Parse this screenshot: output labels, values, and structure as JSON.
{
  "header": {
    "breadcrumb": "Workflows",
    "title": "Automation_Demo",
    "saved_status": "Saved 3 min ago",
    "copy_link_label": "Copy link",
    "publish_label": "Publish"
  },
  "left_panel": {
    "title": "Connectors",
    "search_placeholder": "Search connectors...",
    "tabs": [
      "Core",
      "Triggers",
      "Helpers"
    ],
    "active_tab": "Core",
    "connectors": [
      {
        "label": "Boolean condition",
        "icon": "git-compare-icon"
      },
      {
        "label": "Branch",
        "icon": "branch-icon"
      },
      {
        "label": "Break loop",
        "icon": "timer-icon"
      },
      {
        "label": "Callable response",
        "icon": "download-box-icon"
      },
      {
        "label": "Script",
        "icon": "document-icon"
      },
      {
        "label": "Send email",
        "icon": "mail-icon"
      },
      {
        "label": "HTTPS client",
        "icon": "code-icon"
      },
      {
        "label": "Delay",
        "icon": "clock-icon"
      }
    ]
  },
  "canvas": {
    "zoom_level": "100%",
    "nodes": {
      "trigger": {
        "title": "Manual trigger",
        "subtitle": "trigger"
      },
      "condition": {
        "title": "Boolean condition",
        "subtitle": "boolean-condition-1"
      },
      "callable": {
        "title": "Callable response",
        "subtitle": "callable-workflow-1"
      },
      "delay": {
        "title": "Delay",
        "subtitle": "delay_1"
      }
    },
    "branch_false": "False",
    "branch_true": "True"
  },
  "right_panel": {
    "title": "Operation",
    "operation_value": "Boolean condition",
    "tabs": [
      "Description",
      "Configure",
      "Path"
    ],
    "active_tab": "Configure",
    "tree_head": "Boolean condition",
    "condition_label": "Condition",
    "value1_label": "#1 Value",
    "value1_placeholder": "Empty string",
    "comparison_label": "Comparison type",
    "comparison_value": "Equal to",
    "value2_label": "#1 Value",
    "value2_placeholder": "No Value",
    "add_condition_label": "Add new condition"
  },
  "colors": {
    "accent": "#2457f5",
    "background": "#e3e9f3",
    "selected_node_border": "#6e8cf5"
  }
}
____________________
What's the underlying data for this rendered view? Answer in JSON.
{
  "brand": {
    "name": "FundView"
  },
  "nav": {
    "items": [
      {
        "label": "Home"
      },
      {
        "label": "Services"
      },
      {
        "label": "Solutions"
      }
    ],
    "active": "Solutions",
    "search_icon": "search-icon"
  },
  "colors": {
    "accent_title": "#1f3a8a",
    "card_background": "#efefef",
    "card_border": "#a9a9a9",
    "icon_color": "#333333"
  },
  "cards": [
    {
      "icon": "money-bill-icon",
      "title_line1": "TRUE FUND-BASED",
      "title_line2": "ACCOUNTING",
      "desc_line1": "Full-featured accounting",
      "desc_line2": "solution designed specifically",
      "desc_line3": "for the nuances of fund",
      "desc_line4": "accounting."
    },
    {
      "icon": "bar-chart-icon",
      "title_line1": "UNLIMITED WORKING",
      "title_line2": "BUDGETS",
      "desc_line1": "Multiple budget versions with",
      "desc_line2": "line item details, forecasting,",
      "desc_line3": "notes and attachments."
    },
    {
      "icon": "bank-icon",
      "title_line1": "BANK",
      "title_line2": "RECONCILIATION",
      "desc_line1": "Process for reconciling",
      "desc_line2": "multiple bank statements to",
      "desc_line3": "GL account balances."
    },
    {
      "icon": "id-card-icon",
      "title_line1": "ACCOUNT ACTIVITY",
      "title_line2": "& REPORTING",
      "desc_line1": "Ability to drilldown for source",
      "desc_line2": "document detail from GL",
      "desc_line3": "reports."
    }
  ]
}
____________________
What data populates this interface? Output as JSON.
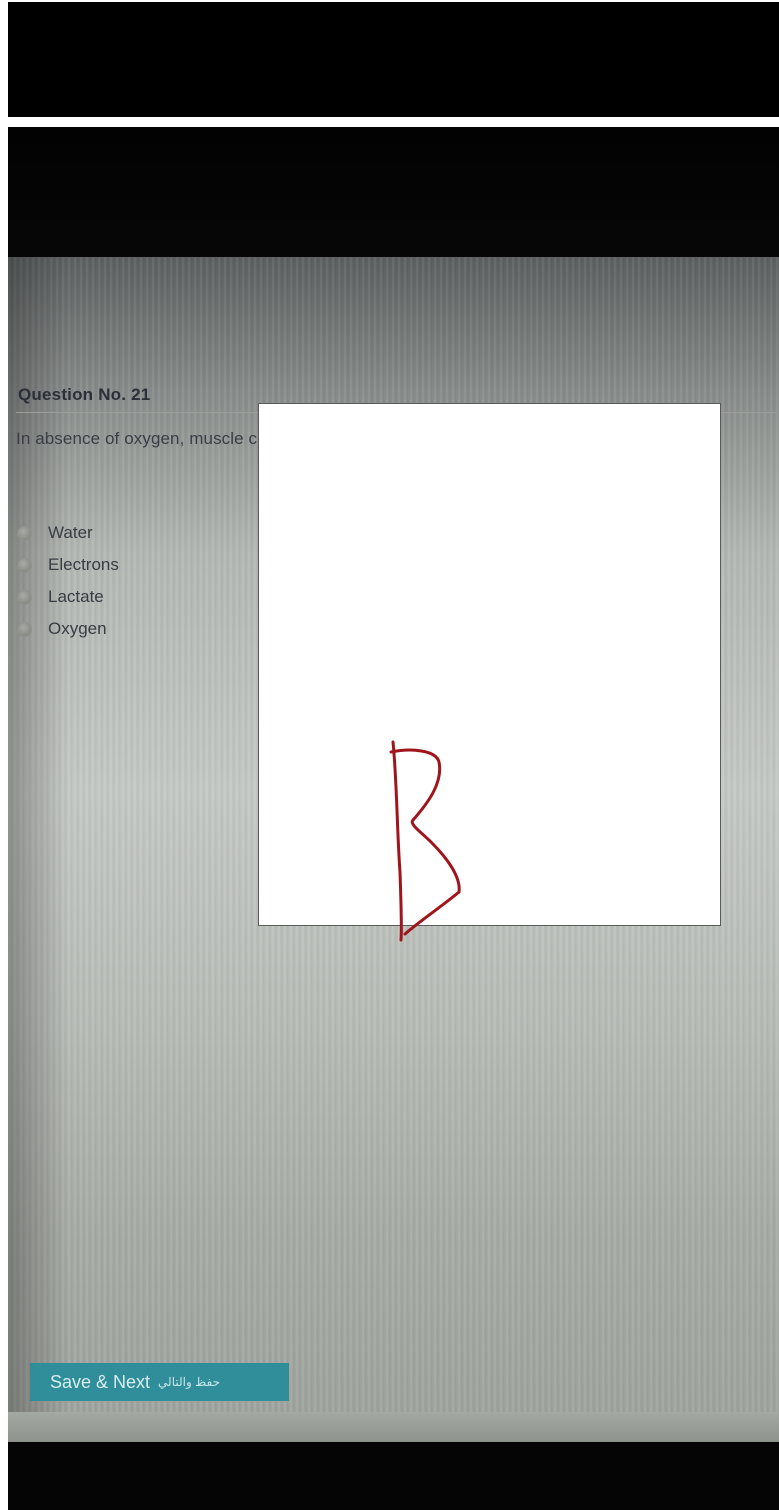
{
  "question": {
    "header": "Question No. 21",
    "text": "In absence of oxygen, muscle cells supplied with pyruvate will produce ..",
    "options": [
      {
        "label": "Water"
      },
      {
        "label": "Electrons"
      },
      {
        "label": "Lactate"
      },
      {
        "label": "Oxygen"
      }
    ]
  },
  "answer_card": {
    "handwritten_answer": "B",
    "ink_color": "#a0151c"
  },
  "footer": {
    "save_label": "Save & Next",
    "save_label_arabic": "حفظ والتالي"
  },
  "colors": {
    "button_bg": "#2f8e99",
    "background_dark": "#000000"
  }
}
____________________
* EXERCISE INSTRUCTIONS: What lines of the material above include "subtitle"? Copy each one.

* ANSWER TO THE EXERCISE:
        "subtitle": "trigger"
        "subtitle": "boolean-condition-1"
        "subtitle": "callable-workflow-1"
        "subtitle": "delay_1"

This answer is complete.